ETFs outsold mutual funds in 2018, and a research analyst believes the trend will continue for some time
For Canada’s ETF market, 2018 was a momentous year as ETFs outsold mutual funds for the first time since 2009. ETF sales grew to about $20 billion while mutual fund sales shrank to around $8 billion.
Daniel Straus, Vice President, ETFs & Financial Products Research, National Bank of Canada Financial Markets, thinks that ETFs will continue to outsell mutual funds for quite some time. Underpinning that belief is the fact that ETFs still have a relatively low market share ($160 billion to $170 billion) compared to mutual funds ($1.6 trillion), hovering around 10%. The other reason is that ETFs are naturally better suited to the new world of cost-conscious investing.

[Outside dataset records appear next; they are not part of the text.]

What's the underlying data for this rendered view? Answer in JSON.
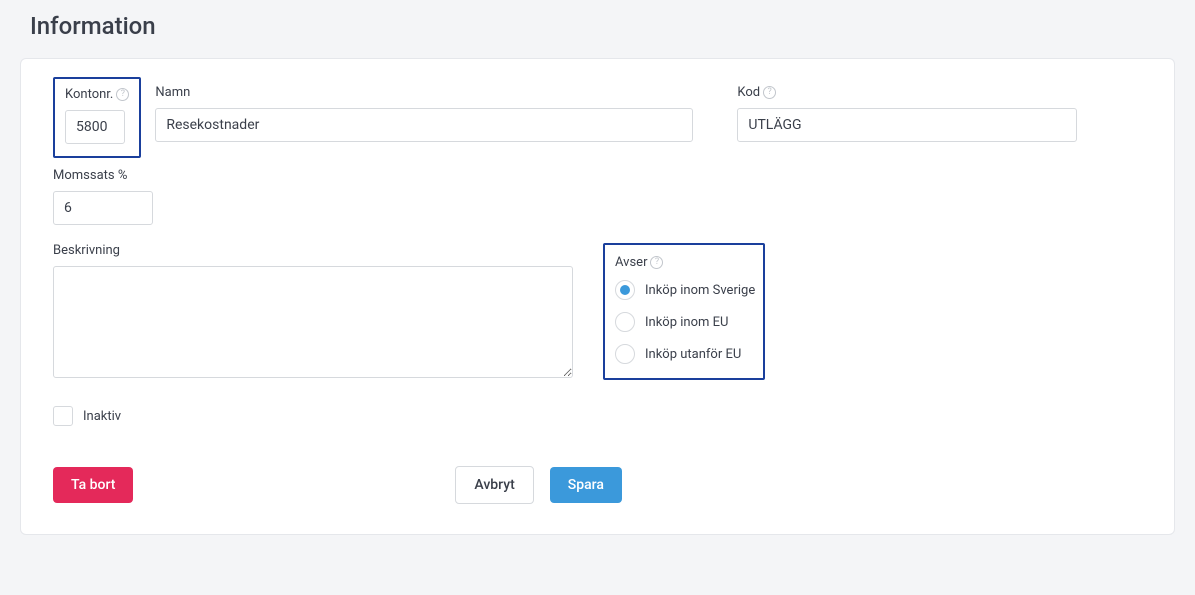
{
  "page": {
    "title": "Information"
  },
  "fields": {
    "kontonr": {
      "label": "Kontonr.",
      "value": "5800"
    },
    "namn": {
      "label": "Namn",
      "value": "Resekostnader"
    },
    "kod": {
      "label": "Kod",
      "value": "UTLÄGG"
    },
    "momssats": {
      "label": "Momssats %",
      "value": "6"
    },
    "beskrivning": {
      "label": "Beskrivning",
      "value": ""
    },
    "avser": {
      "label": "Avser",
      "options": [
        {
          "label": "Inköp inom Sverige",
          "selected": true
        },
        {
          "label": "Inköp inom EU",
          "selected": false
        },
        {
          "label": "Inköp utanför EU",
          "selected": false
        }
      ]
    },
    "inaktiv": {
      "label": "Inaktiv",
      "checked": false
    }
  },
  "buttons": {
    "delete": "Ta bort",
    "cancel": "Avbryt",
    "save": "Spara"
  }
}
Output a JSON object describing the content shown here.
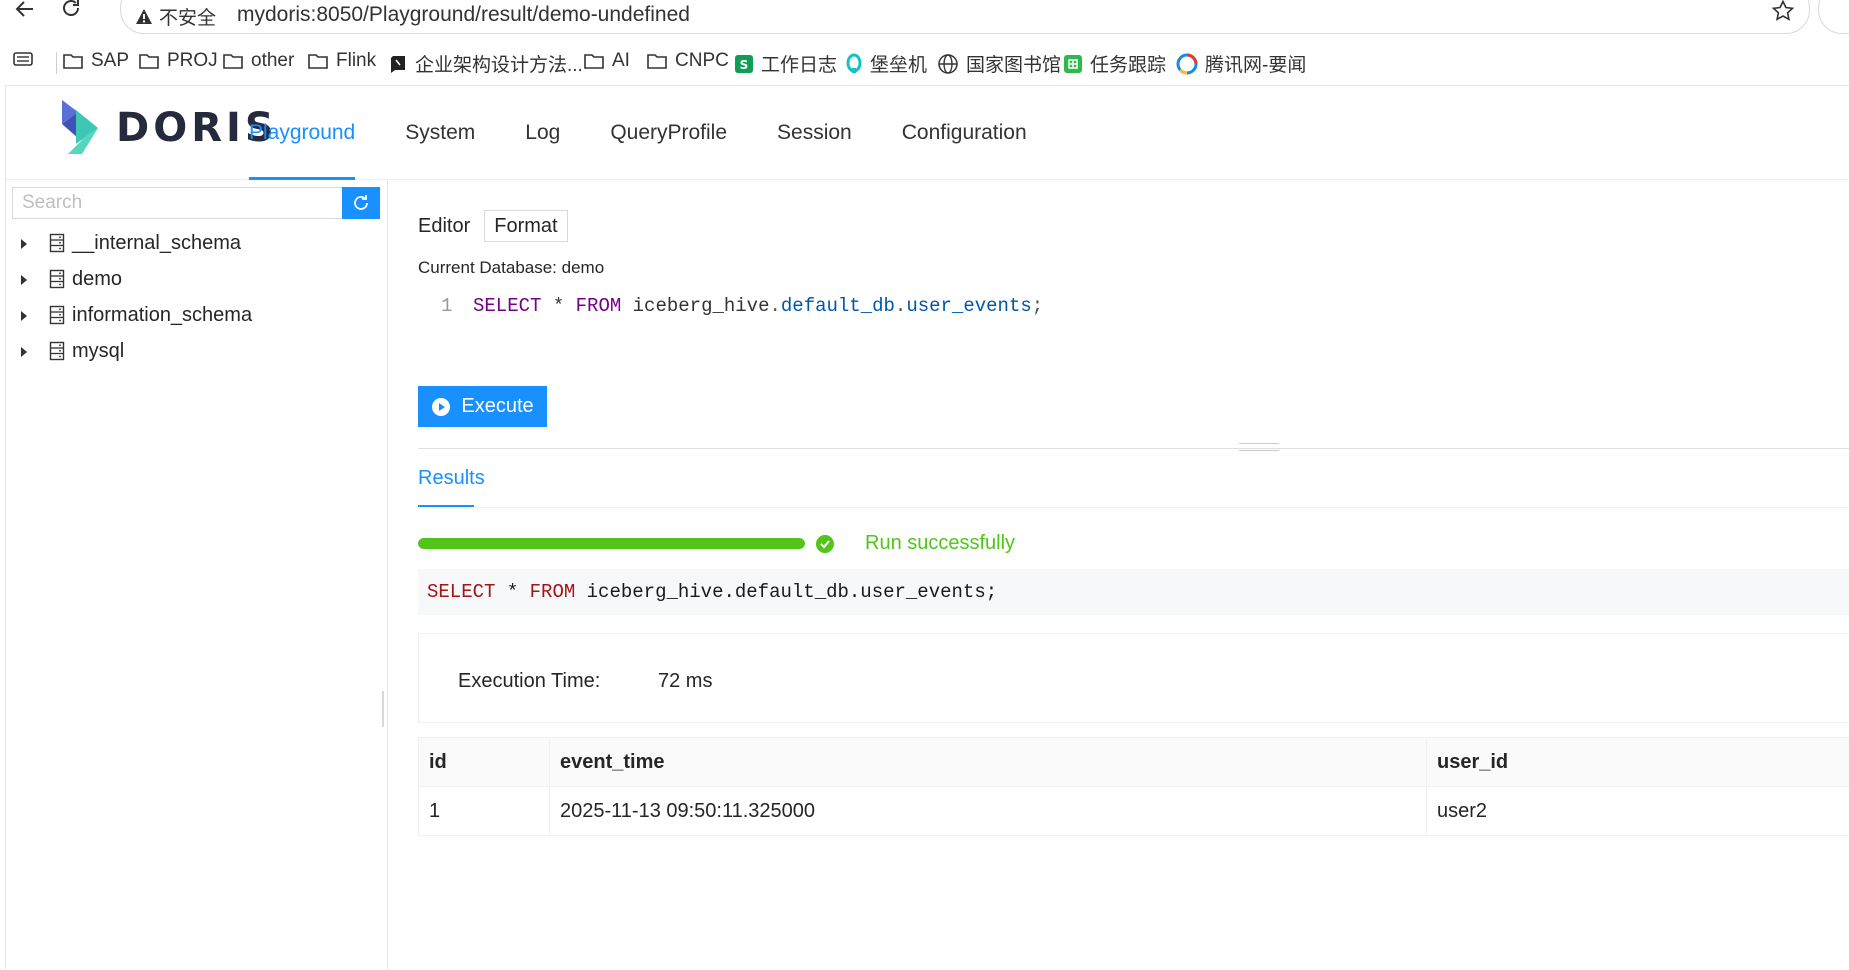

“There may be a lot of assets that are trapped in mutual funds that are just waiting for market sell-offs in the future for people to take stock of their portfolios, their positions, their asset allocations, and then redeploy when they’re feeling less fearful,” Straus predicts.
In the long term, Straus does believe that there will be a saturation point and that mutual funds and ETFs will reach parity.
“Where that equilibrium point exactly is, I’m not exactly sure – it would make sense if it would be 50-50 or something like that,” he explains.
Although ETFs have gained traction among institutional clients, the reality is that ETF investing in Canada is still retail-dominated. According to data from Strategic Insight, 60% of ETF assets in the country are held by retail investors (either full-service brokers or self-directed investors) while only 40% are held by institutions. However, Straus does expect to see a greater proportion of institutional participation within the fixed-income space.
“Between institutional and retail investors alike, the natural advantage posed by fixed-income ETFs relative to directly investing in the cash bond market [is] the fact that you get very transparent posting, instantaneous liquidity and even diversification – those elements, I believe, will still make fixed income a very popular asset class in both bull and bear markets going forward,” he said.
“Actively managed fixed-income ETFs can make sense as a component of a portfolio because they’ll be managed by experienced bond traders and managers who are making it their job to analyze the bond market on a daily basis, analyze the path of rates, the yield curve, comments from central bankers, in addition to trading on inventory and using all the means of sophisticated bond tests to execute on behalf of clients very effectively, whereas doing these as a do-it-yourself investor can be quite challenging.”